July 30, 2013

How High-Tech Competition Has Helped Tabletop Gaming

Last week there was a nice article extolling the virtues of D&D and rpgs in general. It was titled After 40 years, popularity of tabletop gaming rises despite high-tech competition. It went on to briefly examine the origins of rpgs and looked to answer the question of why tabletop rpgs are still popular (or even rising in popularity) despite the fact that video games are so prevalent. One thing not mentioned in the article, but one I feel is a key factor for tabletop gaming's continued success, is the fact that there is "high-tech competition". High-tech video games have actually helped tabletop gaming rather than hurting them.

Back when D&D first came out it was seen as a game for nerds. You were weird for wanting to live in a fantasy world, even if it was temporary. Fantasy was also seen as this new thing that no one understood. For some people it was too hard to grasp. Times have changed.

Video games have become main-stream. Everyone, at least in most countries, have played or seen a video game played. In some ways, video games have become the new national past-time. It has replaced time spent and investment that people used to spend in sports, book reading and other pursuits. Along the way, video games went from being a thing computer nerds played to something every kid plays.

In many ways, modern day video games are rpgs. There are the obvious games that are rpgs, such as Skyrim or Mass Effect. Then there are the less "obvious" ones such as SimCity, which allow people to pretend to be someone else. Even first person shooters involve some playing of a character, even if its just playing the "guy-with-the-flamethrower". MMOs have expanded this concept into a perpetual world wherein personas are played, bringing the concepts found in tabletop games even more to the forefront.

The concept of pretending to be someone else while playing a game has become main-stream. The high-tech competition has made rpgs popular. No longer is it just nerds that play rpgs. In one way or another, everyone does it. This has made playing tabletop games easier to understand and more socially acceptable. The high-tech competition (video games) that once was feared as the deathnell of tabletop gaming may actually be its greatest aid.

July 23, 2013

Gary Who?

When I first started gaming Gary Gygax was the man. He was the man who started it all (at least as far as bringing rpgs to the public masses) and everyone hung on every utterance he made. His rules supplements were studied, his modules the epitome of how to create adventures and his Dragon articles were considered canon. If he gave an interview it was scrutinized as additional material on "how to play the game". Even second hand hear-say ("I once played with Gary at a convention and he said...") was given credence as words from the wise. But I have to ask...

Is Gary Gygax still relevant to the modern rpg gaming community?

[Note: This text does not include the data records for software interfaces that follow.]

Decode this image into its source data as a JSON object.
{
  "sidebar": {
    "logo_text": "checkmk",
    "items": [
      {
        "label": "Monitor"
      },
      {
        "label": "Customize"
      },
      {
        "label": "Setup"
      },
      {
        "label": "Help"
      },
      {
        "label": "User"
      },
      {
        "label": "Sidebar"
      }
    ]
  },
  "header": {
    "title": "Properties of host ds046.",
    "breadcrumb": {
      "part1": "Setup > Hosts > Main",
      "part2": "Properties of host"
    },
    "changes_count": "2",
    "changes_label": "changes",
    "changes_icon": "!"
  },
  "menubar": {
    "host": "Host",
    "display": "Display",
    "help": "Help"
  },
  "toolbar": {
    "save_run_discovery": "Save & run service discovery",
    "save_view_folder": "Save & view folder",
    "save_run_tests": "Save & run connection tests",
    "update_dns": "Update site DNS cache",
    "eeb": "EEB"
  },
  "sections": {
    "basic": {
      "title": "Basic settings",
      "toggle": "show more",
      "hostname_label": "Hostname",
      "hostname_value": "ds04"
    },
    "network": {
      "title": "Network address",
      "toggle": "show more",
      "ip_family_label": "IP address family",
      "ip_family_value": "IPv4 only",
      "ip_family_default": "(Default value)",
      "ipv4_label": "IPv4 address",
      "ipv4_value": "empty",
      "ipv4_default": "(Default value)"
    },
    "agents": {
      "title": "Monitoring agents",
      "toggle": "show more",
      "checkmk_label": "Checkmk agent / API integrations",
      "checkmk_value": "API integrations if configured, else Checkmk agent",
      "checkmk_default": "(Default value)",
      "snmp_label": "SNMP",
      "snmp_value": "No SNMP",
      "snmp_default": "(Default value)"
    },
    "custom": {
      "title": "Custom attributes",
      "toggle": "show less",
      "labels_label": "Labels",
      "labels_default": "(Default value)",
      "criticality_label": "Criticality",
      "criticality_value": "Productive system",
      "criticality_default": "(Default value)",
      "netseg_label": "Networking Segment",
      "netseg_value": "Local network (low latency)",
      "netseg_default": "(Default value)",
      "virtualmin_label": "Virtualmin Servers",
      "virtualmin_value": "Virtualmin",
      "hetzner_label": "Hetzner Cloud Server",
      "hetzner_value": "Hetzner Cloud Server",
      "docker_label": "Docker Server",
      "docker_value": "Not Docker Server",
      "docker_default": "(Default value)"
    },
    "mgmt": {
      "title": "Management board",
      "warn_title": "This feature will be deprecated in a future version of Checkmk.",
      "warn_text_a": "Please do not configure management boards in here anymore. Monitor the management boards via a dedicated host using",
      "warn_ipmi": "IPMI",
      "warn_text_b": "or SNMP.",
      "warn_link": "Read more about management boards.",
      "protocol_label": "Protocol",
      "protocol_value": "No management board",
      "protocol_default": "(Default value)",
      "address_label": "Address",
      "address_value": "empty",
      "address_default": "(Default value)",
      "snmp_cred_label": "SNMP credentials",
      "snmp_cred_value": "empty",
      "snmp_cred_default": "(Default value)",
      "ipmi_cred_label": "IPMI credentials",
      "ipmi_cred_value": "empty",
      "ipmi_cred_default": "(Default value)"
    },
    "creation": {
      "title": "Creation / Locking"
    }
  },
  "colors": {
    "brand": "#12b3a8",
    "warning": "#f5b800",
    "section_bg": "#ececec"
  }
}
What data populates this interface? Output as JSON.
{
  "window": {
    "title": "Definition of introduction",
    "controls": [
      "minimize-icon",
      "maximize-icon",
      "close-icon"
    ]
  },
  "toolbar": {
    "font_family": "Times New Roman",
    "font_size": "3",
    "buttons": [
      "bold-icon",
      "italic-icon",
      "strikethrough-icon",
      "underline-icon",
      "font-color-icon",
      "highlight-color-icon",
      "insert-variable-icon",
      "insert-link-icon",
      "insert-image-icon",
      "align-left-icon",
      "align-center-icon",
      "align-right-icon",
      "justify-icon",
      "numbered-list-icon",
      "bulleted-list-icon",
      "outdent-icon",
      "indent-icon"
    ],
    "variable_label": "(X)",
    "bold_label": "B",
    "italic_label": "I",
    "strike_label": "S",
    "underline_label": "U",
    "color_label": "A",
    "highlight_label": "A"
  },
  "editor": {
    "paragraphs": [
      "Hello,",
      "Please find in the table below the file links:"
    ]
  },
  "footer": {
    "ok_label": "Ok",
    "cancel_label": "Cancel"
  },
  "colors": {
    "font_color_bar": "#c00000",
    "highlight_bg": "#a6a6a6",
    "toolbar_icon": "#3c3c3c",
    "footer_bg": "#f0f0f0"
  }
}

Many of the gamers coming into the rpg hobby have never heard of Gary Gygax. Players no longer come into the hobby through Gary's creation, D&D; many have come into the hobby through other games. They thus base their perceptions and attitudes on what makes a good rpg on the game that brought them into the hobby. Sure, it's likely that the "new game" is based on many of the things Gary once espoused but there have to be inherent differences and divergent game design from D&D, otherwise it would just be D&D. This new generation of gamers either doesn't know who Gary Gygax is, or don't care.

To me, this is both good and bad. Bad in the sense that Gary actually had a lot of really good advice for playing and running role-playing games...

"The essence of a role-playing game is that it is a group, cooperative experience."

"There is no winning or losing, but rather the value is in the experience of imagining yourself as a character in whatever genre you're involved in, whether it's a fantasy game, the Wild West, secret agents or whatever else. You get to sort of vicariously experience those things."

"Role-playing isn't storytelling. If the dungeon master is directing it, it's not a game."

"The secret we should never let the gamemasters know is that they don't need any rules."

However, it is never a good thing when the viewpoint of one person dictates what is right or wrong. Too often I see comments like "What would Gary say about this?", "What did Gary think about edition X?", "That's not what Gary would do." Too many people have put the words of Gary up on some sort of holy pedestal and any deviation from those words is a form of heresy. This is unhealthy and does no service to the rpg hobby. To focus in on one person's viewpoints of what is right and wrong in something as diverse as rpgs can be detrimental to gaming. There is no one-way of running and playing an rpg. The greatest strength about rpgs is that it is possible to play them in many different ways.

The best-case scenario is that people remember the words of Gary Gygax, but then make up their own minds as to what makes a good game.